PROBLEM DETAILS: The answer should be a faithful retyping of the records that follow, pictures excluded.

** Opening EXERCISE INPUTS block **

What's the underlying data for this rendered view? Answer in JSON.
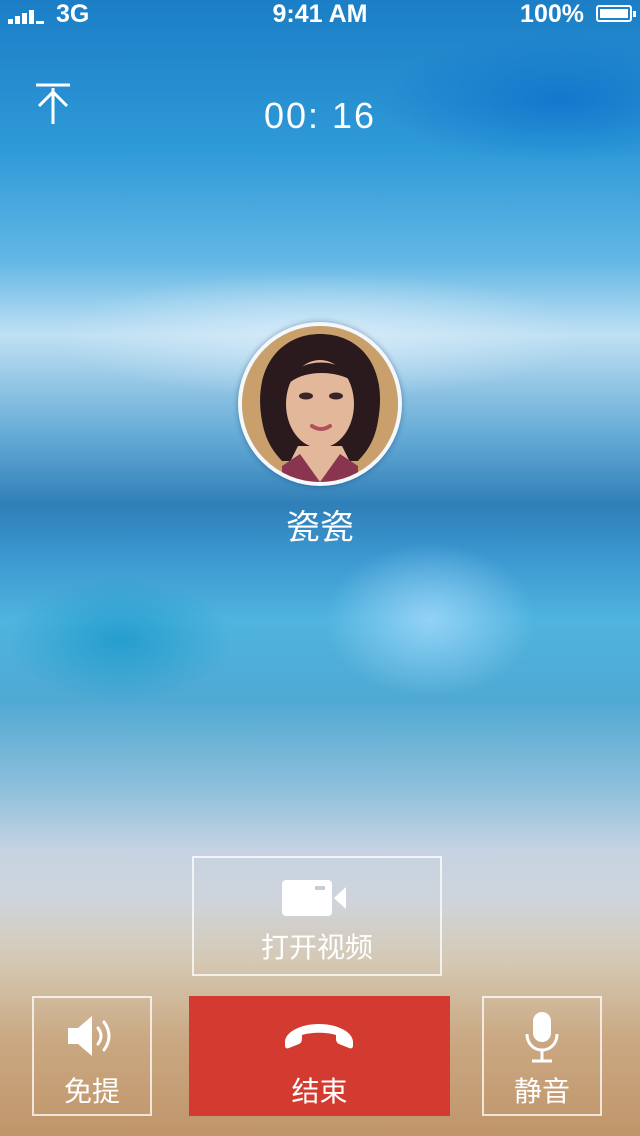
{
  "status_bar": {
    "network": "3G",
    "time": "9:41 AM",
    "battery": "100%"
  },
  "call": {
    "duration": "00:  16",
    "contact_name": "瓷瓷"
  },
  "controls": {
    "video_label": "打开视频",
    "speaker_label": "免提",
    "end_label": "结束",
    "mute_label": "静音"
  },
  "icons": {
    "minimize": "minimize-call-icon",
    "video": "video-camera-icon",
    "speaker": "speaker-icon",
    "end": "hang-up-icon",
    "mute": "microphone-icon"
  },
  "colors": {
    "end_call": "#d33b31"
  }
}
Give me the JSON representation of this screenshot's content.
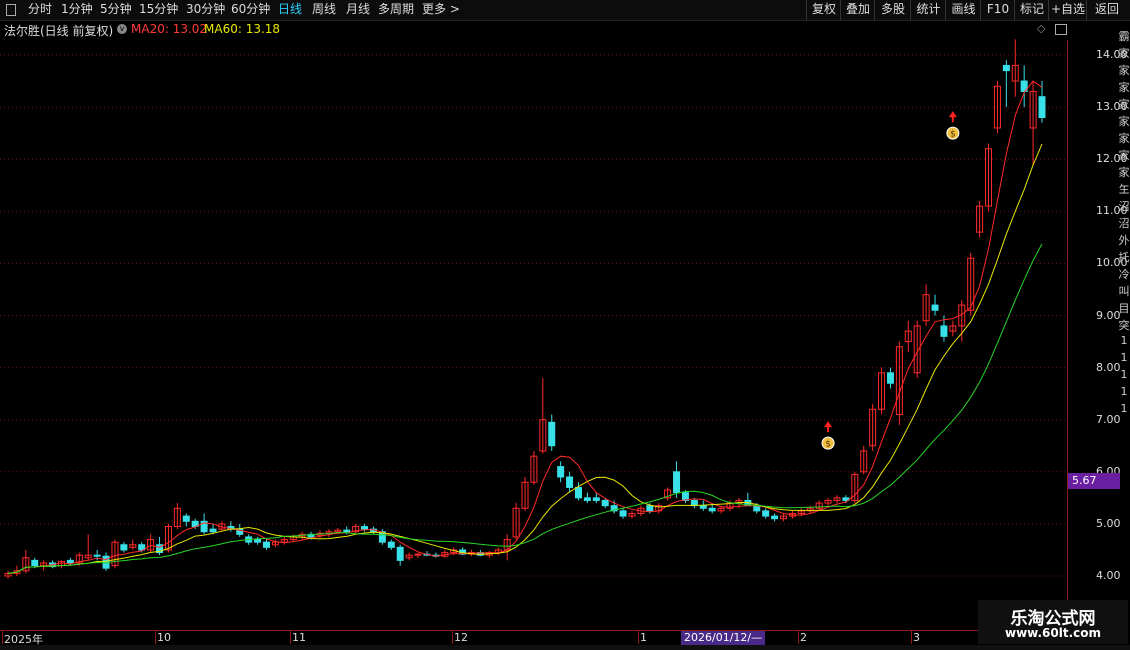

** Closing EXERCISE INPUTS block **

PROBLEM SOLUTION:
What's the underlying data for this rendered view? Answer in JSON.
{
  "status_bar": {
    "network": "3G",
    "time": "9:41 AM",
    "battery": "100%"
  },
  "call": {
    "duration": "00:  16",
    "contact_name": "瓷瓷"
  },
  "controls": {
    "video_label": "打开视频",
    "speaker_label": "免提",
    "end_label": "结束",
    "mute_label": "静音"
  },
  "icons": {
    "minimize": "minimize-call-icon",
    "video": "video-camera-icon",
    "speaker": "speaker-icon",
    "end": "hang-up-icon",
    "mute": "microphone-icon"
  },
  "colors": {
    "end_call": "#d33b31"
  }
}
Give me the JSON representation of this screenshot's content.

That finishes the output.